Essential lawn care tools and materials:
- Stainless steel lawn rake
- Lawn treatment
- Lawn treatment spreader
- String – to divide the area up if spreading by hand
- Lawn sprinkler and hose – to water if the weather is dry
- Lawn weed killer – if an extra treatment is necessary
Getting started with a new lawn
- There are a number of key decisions that go into growing grass from scratch, but the first thing to consider is what the lawn will be used for. If children will be playing on it, you’ll need a much tougher strain of seed than you would if your lawn is more ornamental.
- Prepare the planned area before seeding by completely clearing it of any old lawn grass and weeds with a good organic weed killer and then digging out the old lawn to replace lost soil.
- The soil should then be broken down, with stones and any other obstacles removed. Where necessary, you should use a soil conditioner to ensure the soil is fertile and in the best possible condition.
- Once it’s ready, mark the soil out in square metres. This will help ensure that you get the seed ratio right. Seed should be sown at a rate of 35g per square metre, and then lawn feed added to the seed at a ratio of 1:1 by weight. It’s best to sow the lawn seed on a dry day when rain is forecast using a lawn spreader for even coverage.
- Moisture is essential in ensuring germination, so it may be necessary to water the lawn for several days until the seed is established, especially if there’s not much rain around.
- Once you’ve sown the area, it’s important to protect it from birds and other seed-eating pests. Put a net down until the seedlings have started to show.
Caring for a New Lawn
Lawns need a lot of care to keep them in pristine condition. Fortunately, as long as you carry out maintenance fairly regularly, it won’t take up too much of your time.
- Feed should be applied in the spring and summer months, which is when grass grows the fastest. In mid-spring (late March to April), you should use a proprietary spring or summer lawn fertiliser. This will increase vigour, as well as help to reduce the risks of weeds and moss.
- General fertilisers should be applied either when the soil is moist or when rain is expected.

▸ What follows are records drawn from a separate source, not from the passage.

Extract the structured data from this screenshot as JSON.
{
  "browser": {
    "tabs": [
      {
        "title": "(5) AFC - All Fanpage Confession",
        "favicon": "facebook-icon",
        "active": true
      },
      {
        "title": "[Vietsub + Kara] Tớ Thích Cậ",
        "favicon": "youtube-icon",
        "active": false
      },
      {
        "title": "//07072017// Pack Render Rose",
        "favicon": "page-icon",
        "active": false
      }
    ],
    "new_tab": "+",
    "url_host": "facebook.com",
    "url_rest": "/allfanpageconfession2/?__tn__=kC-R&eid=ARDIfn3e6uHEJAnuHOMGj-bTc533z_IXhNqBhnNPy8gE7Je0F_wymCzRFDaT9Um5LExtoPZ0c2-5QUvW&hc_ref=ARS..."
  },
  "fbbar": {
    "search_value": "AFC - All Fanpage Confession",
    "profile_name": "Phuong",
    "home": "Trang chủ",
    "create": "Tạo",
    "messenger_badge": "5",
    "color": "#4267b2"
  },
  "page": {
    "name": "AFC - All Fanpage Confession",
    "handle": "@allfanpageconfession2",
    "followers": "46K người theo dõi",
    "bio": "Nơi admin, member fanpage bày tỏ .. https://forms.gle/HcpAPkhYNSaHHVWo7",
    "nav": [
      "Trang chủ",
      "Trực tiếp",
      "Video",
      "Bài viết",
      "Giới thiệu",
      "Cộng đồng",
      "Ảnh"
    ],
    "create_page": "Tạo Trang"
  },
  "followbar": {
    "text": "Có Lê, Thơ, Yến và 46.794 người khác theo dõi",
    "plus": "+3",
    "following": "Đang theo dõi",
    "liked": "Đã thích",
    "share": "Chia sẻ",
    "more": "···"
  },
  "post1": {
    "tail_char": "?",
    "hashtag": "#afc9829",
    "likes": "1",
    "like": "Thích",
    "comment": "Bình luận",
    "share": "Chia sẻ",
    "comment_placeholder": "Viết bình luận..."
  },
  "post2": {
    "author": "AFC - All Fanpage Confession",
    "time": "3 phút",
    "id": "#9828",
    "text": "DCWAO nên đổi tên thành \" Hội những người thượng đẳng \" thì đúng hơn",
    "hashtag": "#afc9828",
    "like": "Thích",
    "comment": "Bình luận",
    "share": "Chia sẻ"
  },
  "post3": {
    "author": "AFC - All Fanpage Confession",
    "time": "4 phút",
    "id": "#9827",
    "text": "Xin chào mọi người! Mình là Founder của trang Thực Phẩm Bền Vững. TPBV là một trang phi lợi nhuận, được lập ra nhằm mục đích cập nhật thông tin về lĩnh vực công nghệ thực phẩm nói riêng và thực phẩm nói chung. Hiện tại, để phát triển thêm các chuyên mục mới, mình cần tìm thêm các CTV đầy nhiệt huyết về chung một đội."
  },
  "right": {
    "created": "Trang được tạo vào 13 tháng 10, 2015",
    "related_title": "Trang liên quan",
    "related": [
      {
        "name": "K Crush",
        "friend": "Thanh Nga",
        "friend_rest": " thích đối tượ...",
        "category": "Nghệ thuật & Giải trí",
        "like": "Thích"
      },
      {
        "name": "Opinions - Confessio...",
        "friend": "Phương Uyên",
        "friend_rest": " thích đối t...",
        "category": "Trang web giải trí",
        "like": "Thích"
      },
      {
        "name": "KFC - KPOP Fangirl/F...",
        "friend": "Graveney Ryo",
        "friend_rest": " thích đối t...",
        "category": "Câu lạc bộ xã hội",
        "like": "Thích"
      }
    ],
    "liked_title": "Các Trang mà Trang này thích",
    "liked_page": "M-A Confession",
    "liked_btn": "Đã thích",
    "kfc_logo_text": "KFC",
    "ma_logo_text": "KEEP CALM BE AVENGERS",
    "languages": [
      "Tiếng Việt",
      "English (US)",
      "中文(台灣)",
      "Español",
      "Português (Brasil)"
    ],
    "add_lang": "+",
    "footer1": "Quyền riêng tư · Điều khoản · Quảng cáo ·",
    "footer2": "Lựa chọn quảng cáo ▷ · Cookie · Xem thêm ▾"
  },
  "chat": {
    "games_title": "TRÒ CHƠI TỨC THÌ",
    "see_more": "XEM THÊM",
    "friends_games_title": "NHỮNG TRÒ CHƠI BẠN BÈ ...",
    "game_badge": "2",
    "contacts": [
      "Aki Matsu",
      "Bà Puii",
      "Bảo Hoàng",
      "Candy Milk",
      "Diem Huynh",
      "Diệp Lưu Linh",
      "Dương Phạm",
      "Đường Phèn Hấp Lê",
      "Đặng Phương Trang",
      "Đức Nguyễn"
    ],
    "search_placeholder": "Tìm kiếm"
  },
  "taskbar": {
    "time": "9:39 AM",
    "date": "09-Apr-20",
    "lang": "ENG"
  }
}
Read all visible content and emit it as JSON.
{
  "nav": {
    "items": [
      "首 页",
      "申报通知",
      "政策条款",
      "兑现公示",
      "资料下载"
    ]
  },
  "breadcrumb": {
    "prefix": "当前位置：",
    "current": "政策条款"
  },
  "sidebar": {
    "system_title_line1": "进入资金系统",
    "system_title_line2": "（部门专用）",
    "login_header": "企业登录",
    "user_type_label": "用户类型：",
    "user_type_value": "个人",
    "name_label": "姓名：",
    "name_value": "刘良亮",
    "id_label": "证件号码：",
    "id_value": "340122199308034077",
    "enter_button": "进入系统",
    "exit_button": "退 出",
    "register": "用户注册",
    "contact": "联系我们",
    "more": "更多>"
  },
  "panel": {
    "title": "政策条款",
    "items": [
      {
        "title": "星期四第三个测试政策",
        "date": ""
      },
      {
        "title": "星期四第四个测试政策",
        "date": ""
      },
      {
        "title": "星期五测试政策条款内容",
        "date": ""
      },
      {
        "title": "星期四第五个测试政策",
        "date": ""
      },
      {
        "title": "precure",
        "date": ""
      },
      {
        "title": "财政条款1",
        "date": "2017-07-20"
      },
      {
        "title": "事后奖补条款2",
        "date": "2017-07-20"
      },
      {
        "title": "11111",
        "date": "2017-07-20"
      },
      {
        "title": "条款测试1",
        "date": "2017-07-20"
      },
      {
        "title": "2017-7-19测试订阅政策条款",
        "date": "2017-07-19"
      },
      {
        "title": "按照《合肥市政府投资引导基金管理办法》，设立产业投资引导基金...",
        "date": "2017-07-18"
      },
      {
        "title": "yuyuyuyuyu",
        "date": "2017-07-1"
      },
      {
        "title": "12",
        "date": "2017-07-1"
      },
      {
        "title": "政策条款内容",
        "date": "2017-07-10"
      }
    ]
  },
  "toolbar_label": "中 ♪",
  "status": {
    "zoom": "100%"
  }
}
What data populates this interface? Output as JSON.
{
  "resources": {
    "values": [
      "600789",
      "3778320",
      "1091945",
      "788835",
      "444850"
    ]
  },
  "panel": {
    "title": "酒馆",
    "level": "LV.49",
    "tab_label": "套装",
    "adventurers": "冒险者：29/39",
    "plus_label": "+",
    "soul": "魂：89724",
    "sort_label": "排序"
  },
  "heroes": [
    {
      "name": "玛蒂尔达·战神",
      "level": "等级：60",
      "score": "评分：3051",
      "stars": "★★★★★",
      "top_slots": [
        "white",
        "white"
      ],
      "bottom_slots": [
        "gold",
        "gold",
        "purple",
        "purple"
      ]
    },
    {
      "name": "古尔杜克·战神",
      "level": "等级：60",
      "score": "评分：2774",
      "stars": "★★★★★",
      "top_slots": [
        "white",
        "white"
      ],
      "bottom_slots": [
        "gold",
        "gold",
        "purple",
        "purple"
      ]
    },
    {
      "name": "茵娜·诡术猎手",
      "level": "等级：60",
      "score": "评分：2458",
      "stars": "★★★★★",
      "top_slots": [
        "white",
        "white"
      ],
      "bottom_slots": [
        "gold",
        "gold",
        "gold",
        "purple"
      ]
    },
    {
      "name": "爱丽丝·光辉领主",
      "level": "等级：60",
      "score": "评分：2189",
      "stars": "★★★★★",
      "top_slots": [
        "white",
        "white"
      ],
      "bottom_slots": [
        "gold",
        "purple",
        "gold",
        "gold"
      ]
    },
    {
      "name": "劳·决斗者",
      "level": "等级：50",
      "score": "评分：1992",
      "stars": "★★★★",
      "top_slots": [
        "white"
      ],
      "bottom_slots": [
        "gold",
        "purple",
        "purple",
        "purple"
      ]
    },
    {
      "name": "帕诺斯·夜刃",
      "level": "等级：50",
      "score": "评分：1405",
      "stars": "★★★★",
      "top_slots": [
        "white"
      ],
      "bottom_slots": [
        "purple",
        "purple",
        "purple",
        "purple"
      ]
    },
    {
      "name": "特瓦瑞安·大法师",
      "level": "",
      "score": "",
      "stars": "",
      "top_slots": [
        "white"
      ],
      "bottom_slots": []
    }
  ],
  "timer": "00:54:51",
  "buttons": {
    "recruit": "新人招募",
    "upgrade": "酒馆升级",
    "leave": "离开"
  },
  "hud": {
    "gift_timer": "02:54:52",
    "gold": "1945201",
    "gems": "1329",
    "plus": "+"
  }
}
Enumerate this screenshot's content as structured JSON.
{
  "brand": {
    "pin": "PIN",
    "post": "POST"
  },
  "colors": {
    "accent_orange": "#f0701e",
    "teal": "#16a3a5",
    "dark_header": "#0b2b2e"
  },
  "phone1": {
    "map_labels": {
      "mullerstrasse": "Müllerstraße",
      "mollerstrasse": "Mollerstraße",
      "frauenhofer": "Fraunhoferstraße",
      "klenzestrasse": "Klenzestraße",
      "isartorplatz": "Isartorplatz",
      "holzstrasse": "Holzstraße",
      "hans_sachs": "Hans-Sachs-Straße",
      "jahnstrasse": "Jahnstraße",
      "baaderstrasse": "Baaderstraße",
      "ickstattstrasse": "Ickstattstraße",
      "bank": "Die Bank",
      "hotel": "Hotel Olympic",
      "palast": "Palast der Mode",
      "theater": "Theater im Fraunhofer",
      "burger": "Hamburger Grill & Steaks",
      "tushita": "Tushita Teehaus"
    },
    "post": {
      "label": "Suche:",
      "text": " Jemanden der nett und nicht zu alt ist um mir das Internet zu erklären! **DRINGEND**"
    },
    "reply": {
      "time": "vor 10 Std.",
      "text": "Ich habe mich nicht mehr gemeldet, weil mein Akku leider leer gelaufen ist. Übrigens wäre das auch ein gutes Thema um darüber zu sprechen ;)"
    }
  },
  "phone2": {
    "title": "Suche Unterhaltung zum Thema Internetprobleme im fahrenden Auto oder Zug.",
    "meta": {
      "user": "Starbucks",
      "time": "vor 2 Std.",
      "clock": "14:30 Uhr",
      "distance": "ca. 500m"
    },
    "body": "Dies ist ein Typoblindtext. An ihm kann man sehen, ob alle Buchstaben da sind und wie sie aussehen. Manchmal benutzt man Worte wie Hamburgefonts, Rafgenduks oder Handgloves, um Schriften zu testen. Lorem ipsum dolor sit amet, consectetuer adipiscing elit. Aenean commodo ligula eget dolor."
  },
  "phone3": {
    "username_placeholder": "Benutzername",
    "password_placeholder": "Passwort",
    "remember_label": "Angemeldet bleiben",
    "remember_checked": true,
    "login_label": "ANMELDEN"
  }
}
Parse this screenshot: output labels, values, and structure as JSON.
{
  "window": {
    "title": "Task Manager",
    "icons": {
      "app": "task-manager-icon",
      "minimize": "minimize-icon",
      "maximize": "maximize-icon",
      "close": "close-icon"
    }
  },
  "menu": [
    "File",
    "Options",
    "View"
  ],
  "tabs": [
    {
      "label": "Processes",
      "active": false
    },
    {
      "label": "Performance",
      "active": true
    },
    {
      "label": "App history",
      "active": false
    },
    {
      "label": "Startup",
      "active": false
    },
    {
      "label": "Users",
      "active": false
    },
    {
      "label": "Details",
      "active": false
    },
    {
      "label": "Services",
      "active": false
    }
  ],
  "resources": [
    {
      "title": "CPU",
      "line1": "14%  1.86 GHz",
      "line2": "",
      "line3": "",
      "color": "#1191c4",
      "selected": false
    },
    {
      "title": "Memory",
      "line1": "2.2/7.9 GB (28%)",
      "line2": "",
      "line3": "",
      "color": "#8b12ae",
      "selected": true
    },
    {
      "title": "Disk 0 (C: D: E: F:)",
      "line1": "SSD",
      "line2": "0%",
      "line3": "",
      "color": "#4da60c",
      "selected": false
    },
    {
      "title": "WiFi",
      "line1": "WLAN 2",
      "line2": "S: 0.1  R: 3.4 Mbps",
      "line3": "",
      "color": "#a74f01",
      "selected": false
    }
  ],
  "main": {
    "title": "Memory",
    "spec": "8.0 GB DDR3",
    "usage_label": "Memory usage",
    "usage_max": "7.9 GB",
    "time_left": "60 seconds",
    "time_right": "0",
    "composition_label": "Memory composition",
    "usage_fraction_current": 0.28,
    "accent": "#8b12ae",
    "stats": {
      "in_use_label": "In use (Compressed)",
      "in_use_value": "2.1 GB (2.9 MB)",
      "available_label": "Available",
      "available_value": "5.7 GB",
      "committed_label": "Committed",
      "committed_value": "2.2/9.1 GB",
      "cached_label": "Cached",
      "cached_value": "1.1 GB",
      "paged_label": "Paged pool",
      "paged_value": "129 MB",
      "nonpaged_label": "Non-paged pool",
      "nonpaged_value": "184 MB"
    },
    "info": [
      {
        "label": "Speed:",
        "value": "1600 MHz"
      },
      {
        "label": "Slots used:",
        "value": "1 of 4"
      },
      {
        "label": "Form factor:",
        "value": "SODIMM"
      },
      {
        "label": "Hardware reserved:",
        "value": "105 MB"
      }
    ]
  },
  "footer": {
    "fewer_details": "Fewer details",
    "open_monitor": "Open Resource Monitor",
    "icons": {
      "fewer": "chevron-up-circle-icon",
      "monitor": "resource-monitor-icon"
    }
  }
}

- It may be that your lawn loses a bit of freshness and colour in the months around late spring and early summer (May to August or so). If this happens, repeat the application of spring and summer lawn fertiliser. Another good option is to apply 15g per square metre sulphate of ammonia mixed with four times its weight of dry soil. The soil will ensure that the ammonia is distributed effectively and won’t scorch the grass. If you prefer an organic alternative, then use chicken manure pellets.
- Top tip: Once August comes around, stop applying fertilisers like those mentioned above. They contain too much nitrogen and will encourage leafy growth that could then be damaged by the onset of cold weather.
Improving an established lawn
It is fairly straight forward to improve the quality of an already established lawn.
- Firstly you will need to cut the lawn on a medium blade setting and then leave it for two or three days. Make sure that the grass clippings are removed after mowing – these can be added to your compost heap.
- Use a lawn rake to remove any ‘thatch’ (dead grass or moss that may have built up over the soil surface) from the lawn to enable the treatment to be washed into the soil effectively. The raked out thatch can also be added to your compost heap.
- Apply a lawn weed and feed treatment and water in well. This will turn the grass dark green within a few days, and may lead to some temporary blackening of the grass – but this is normal, so don’t panic! Once you’ve applied the feed treatment, weeds will start to grow vigorously then will turn yellow and die. For lawns that are badly infested with weeds, a follow up treatment of a liquid lawn weed killer may be needed. After about a week, any moss in the lawn will turn black as it dies. This will need to be removed by vigorously raking it out using a lawn rake. This should not be composted. If possible, keep pets off the lawn for a couple of days until the treatment has been washed in well.
- After the treatment has worked, cut your grass in the usual way but remember not to compost the clippings from the first three cuts as these will still carry the fertiliser chemicals.
- Treat areas that are still infested with weeds using a selective weed killer that will not kill the grass.
- If there are patches of bare soil on the lawn once the weeds have died, these can be sown with grass seed mixed with topsoil or a loam based compost.
- Treat your lawn again in the autumn with a winter feed to strengthen the roots.